As school districts cut costs, they may cut support for certain technology tools. This could come in different forms. Instructional technology specialists may be let go or never hired in the first place. Course management and digital media tools may be abandoned to save money. District technology trainings may become less frequent. If you find yourself in a similar situation, and you want to learn about using technology, take a look at the following suggestions.

What Teachers Can Do

Look into free or lower cost options for online tools.

If you end up using something that works well, let the technology department in your school district know that these options are there for teachers to use. Maybe they will be able to integrate the free tools and save money in the process.

Google Apps for Education can be used to replace Blackboard or other course management software. This suite of free apps includes document management and creation, sharing, email, calendar, and discussion tools like Google Groups. Many of the collaborative apps also have discussion and commenting features embedded in them.

Edmodo could also be used to replace Blackboard. The service offers much of what Blackboard offers with more social elements included. You can create assignments, calendars, and manage documents. It offers many features for discussion and interaction via computers and mobile devices. The best part about Edmodo is that using it is so easy and is modeled after social networks, rather than course management tools.

Do more with what you already have.

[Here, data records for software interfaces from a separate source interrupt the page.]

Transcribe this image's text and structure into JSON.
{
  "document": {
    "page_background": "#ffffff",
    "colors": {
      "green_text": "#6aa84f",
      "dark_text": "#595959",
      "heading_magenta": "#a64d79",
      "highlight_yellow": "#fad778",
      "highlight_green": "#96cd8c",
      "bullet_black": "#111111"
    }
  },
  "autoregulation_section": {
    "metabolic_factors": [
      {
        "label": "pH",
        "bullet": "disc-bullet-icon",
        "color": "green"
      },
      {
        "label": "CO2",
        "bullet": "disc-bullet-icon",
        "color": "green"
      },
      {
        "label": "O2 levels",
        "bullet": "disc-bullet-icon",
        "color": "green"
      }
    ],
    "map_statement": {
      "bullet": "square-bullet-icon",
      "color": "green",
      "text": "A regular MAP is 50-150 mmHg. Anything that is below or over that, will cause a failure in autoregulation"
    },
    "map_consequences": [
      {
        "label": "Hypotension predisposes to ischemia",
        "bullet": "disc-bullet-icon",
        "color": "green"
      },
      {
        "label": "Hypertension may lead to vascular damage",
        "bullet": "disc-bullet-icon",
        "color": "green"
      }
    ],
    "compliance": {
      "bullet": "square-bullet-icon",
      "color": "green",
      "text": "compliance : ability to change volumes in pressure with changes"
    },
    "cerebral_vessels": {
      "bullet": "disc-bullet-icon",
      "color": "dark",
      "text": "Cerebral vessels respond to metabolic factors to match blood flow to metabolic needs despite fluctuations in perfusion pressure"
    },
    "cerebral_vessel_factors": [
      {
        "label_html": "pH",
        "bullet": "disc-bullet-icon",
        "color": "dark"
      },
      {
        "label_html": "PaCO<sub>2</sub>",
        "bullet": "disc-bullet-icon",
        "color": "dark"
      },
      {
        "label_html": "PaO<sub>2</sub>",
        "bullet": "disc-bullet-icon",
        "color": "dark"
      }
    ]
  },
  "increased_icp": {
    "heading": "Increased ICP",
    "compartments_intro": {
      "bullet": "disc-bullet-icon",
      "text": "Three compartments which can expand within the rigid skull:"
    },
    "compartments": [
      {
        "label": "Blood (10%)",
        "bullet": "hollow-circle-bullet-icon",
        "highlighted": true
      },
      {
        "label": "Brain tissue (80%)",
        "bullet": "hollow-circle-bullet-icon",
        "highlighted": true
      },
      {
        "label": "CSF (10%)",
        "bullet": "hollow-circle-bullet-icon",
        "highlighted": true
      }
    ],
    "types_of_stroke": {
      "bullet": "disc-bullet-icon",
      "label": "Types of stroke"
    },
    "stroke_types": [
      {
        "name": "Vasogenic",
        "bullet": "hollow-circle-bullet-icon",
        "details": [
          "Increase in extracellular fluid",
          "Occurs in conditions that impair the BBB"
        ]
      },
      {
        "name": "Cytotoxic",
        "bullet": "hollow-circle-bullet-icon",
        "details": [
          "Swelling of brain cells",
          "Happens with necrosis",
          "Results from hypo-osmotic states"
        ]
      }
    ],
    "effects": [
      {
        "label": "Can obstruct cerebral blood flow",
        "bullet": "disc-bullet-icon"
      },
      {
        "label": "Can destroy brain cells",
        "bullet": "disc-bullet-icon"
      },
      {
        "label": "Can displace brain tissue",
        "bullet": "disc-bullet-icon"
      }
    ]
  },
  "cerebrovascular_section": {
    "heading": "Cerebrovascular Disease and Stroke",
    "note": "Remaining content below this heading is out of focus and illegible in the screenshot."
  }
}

It is likely that your school and district have online and software tools available that you have not heard about. Ask your technology support staff about what types of tools are available. After all, the software is there for you to use! You can also explore some of the tools that you have already used. Find out what other features are included. Reflect on different ways you can use the software. Practice using it more effectively, and ask others for help in figuring out how to do that.

If your district is not offering training, ask for one. Sometimes technology specialists who do not even work at your school will travel there if enough people are interested. Ask your colleagues for help and create your own informal training session. Search the web for helpful resources. It is amazing how many people offer their expertise online for free! For more information on training and professional development, see item #6, above.

Previous Posts in the Series

Tips for Teacher Technology Independence Part 1

Tips for Teacher Technology Independence Part 2